A compelling and occasionally mind-boggling chronicle of the 2002 mayoral election in New Jersey's largest city, Marshall Curry's Oscar-nominated documentary follows an idealistic newcomer as he strives to unseat the four-term incumbent and a daunting political machine.
Cory Booker, a Stanford University football star, Rhodes scholar, and Yale Law School graduate, was 32 when he launched his run against Sharpe James, an old-school Newark politician who came up from the streets, but who now owned a Rolls-Royce, two houses and a yacht.
Both men are black, but that didn't stop James from making race an issue: In interviews, the mayor suggested that the lighter-skinned Booker had white ancestry. The James campaign alleged that Booker was backed by the KKK and various Republican groups. When a Booker staffer is spotted by the mayor, James tells his police entourage to hold the guy. He looks "like a terrorist," the mayor asserts.
Street Fight makes even Philadelphia politics look clean by comparison. (And Philadelphians played a role in James' campaign: A bus of James "supporters" wheels in from the City of Brotherly Love to get out the vote. Wearing James caps and T-shirts, the Philly visitors indicate they are in Newark because, quite simply, they were paid.)
Newark Fire Department crews - in uniform, using city hook-and-ladders - are caught on video removing Booker campaign banners and billboards. Homeowners and businesspeople hosting Booker fund-raisers find themselves being visited by housing inspectors and even the police.

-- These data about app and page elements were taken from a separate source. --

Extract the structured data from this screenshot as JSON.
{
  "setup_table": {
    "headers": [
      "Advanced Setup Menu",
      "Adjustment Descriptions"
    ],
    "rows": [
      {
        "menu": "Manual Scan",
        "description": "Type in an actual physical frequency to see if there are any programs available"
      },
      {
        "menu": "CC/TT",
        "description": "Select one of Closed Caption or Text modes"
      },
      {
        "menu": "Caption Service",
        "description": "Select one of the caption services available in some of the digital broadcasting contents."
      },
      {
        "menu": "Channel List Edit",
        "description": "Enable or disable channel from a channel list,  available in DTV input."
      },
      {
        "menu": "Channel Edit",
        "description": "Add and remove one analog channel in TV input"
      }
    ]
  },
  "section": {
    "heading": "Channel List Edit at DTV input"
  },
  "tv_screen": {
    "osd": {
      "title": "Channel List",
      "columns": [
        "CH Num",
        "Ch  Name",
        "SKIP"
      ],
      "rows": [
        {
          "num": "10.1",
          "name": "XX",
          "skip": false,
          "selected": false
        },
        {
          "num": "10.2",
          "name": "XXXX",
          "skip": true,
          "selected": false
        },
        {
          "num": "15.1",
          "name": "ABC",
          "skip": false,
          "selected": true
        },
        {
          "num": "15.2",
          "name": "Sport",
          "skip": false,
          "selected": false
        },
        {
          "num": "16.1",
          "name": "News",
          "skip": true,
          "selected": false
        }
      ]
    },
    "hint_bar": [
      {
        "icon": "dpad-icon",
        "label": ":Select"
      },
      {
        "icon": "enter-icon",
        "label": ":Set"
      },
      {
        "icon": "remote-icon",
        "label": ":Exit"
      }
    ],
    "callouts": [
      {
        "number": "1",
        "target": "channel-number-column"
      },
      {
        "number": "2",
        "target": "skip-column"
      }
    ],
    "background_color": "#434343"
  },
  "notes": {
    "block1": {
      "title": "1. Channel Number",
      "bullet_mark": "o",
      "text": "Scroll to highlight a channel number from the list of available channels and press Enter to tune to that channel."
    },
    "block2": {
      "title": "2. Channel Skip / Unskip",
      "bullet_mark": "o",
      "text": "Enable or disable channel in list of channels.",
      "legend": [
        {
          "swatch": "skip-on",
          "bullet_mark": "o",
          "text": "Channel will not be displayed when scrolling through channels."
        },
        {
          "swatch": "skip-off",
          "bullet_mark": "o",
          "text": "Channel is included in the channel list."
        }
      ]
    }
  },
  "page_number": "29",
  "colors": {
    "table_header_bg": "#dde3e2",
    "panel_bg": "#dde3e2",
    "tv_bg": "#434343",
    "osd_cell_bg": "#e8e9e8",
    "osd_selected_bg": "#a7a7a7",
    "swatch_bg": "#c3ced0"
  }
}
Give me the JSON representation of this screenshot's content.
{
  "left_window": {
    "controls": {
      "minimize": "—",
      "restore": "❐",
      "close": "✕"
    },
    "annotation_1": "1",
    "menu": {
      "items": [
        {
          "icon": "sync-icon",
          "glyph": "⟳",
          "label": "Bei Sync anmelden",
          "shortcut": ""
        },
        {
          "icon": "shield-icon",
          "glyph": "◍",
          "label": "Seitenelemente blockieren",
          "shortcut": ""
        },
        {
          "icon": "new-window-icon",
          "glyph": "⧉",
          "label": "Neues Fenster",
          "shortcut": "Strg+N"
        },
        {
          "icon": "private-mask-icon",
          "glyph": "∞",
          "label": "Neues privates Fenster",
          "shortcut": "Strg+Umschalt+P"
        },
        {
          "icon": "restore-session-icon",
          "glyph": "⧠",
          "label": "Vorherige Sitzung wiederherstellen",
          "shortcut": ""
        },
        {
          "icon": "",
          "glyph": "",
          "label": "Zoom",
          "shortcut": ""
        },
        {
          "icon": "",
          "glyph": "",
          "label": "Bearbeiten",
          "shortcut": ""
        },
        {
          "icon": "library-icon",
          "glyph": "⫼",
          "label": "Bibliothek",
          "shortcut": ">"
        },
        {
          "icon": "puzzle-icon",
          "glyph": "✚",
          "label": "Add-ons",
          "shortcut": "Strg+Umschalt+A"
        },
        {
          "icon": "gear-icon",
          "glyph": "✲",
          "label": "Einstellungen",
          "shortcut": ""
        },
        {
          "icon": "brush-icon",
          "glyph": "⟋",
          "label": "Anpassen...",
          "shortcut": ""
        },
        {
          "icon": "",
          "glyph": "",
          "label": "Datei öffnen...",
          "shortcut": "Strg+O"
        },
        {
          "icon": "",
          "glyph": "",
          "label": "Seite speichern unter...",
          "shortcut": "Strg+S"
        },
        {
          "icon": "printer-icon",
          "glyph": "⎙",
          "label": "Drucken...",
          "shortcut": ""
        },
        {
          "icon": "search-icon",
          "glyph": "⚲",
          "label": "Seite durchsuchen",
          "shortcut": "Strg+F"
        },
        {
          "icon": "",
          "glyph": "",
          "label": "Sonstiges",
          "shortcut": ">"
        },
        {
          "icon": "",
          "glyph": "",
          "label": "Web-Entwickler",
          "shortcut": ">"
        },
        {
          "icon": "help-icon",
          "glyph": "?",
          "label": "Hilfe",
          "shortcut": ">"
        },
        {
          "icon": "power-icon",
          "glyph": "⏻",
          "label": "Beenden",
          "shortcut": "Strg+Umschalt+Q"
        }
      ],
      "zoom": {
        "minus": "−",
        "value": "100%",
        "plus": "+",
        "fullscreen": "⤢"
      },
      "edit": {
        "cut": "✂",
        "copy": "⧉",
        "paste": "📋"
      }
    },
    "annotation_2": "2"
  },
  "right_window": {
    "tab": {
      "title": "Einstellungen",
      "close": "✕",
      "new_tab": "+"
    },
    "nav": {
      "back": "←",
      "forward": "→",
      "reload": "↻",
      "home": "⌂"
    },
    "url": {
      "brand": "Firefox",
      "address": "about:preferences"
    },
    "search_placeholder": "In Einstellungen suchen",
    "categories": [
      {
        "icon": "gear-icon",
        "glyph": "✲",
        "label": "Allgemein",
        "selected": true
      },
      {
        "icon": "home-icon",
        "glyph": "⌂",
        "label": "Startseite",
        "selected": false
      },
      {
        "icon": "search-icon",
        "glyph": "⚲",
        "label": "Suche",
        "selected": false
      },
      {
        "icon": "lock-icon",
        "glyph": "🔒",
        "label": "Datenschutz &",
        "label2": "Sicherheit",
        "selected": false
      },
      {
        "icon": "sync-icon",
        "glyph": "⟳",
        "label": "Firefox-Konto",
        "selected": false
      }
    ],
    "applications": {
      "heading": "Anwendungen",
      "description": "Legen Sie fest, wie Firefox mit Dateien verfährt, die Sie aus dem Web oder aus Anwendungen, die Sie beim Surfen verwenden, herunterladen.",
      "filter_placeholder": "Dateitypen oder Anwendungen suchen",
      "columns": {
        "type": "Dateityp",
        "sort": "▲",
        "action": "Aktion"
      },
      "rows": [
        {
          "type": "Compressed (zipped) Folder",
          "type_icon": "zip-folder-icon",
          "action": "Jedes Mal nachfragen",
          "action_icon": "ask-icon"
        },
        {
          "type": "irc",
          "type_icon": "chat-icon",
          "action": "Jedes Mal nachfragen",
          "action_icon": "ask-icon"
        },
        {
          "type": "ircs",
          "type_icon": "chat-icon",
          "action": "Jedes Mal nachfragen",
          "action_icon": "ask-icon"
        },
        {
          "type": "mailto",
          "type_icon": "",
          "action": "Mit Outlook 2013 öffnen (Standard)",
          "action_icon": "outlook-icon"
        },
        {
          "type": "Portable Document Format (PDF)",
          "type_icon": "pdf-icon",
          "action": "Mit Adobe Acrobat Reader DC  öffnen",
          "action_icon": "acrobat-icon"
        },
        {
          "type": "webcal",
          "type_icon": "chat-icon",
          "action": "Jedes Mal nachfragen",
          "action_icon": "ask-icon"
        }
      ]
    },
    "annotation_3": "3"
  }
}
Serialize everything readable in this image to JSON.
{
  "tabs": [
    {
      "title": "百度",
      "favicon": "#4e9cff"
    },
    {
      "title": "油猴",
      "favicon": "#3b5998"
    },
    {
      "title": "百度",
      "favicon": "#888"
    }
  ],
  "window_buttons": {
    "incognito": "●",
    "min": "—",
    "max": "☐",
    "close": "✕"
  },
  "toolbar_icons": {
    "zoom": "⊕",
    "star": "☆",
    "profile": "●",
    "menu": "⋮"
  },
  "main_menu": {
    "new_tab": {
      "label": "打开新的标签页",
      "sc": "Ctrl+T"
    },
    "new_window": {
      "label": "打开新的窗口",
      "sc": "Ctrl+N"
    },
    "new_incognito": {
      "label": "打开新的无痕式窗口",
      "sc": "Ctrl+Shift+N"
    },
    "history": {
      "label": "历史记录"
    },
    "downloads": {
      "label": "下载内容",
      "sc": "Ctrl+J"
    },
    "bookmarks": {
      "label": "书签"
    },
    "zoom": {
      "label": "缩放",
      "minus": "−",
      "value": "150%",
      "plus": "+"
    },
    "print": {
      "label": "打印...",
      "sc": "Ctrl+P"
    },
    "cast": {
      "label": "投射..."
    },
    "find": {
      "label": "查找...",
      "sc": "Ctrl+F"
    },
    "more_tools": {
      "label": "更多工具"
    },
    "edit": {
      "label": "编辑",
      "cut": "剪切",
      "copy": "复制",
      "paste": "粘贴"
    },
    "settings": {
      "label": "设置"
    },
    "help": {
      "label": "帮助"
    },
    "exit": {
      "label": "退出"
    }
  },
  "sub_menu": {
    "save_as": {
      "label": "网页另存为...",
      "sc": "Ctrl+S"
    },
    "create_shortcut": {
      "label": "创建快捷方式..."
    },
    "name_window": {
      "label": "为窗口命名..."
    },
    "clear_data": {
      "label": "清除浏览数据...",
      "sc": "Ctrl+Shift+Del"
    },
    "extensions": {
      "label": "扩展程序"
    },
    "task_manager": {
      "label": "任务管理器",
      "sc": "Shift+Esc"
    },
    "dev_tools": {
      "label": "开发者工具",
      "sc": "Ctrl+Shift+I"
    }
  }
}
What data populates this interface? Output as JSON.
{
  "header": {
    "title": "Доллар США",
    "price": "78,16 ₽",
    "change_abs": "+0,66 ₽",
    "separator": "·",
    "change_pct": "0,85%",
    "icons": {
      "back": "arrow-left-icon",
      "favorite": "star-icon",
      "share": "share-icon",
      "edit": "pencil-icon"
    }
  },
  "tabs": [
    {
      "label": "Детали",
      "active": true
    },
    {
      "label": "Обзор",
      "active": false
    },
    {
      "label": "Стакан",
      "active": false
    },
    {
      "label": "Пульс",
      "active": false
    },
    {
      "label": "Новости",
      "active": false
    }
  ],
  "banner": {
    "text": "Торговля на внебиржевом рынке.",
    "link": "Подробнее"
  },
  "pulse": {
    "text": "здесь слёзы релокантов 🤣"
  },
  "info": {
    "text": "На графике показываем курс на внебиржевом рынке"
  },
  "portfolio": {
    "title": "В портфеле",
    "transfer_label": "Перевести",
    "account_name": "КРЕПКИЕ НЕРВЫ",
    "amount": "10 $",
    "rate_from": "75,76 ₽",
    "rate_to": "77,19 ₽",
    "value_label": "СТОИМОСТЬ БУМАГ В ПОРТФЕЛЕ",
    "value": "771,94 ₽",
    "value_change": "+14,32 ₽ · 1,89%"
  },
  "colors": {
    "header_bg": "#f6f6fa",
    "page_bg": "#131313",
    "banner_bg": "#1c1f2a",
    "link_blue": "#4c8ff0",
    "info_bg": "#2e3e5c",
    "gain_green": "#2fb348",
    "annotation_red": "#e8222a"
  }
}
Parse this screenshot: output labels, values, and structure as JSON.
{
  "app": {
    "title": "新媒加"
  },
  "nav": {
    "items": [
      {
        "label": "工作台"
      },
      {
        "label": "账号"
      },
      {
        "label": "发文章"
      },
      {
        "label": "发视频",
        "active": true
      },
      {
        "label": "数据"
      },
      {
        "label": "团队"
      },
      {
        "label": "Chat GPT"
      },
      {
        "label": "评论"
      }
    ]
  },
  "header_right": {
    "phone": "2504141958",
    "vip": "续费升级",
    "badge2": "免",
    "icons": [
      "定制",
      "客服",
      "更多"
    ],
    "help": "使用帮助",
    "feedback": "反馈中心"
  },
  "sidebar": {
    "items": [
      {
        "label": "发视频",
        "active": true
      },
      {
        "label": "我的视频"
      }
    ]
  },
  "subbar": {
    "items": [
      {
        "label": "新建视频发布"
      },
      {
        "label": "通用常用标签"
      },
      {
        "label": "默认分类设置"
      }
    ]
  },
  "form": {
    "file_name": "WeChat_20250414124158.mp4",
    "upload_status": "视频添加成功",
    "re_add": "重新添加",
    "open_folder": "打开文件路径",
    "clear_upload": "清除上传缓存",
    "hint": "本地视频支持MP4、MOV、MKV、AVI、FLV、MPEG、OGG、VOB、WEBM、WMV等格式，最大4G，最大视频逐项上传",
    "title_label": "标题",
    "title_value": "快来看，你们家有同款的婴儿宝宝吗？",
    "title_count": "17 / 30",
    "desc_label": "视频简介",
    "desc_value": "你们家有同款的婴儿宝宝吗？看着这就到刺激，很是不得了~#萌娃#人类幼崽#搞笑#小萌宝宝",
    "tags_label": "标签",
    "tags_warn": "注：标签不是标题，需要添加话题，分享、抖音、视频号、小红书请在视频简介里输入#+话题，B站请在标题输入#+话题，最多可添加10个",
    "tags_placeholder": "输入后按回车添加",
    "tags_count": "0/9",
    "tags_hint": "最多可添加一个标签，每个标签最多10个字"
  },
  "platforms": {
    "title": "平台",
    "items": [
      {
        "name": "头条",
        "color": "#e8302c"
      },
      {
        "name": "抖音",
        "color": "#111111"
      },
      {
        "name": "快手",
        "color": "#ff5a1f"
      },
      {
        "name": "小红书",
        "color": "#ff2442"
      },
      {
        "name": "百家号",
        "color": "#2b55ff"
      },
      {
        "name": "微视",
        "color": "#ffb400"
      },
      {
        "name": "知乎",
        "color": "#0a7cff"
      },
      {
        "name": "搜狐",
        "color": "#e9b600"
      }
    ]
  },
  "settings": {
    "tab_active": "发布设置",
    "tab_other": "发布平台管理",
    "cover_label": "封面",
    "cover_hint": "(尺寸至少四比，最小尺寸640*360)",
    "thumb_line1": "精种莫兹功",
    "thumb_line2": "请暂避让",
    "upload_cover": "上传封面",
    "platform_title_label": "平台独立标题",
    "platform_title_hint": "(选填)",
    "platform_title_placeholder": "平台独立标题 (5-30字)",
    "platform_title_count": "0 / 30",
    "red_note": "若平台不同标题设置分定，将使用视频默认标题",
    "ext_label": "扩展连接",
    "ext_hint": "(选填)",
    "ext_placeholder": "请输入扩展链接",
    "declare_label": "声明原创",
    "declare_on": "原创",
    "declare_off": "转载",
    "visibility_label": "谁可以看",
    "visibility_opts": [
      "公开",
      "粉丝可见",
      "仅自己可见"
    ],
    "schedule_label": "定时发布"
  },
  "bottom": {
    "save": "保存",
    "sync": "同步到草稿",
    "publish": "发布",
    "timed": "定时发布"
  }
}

Curry follows Booker - who lives in one of the city's high-rise projects - as he walks the streets, meeting, greeting, spreading the word. The filmmaker's repeated efforts to interview James, or even just record his tours of a Portuguese neighborhood or a bingo barbecue, are met by plainclothes cops warning him to turn his camera off.
In 1940's The Great McGinty, Preston Sturges told a great, satiric comic tale of hardscrabble city politics - the story of crooked aldermen, government shakedowns, voter fraud. Sixty-some years later, Street Fight tells a scarily similar story, only the people are real, and the laughs are few and far between.
Whether or not Street Fight wins the Academy Award Sunday night, Curry's picture is must-see fare for any and every observer of the curious world of American politics.
© 2012 Marshall Curry Productions. All rights reserved.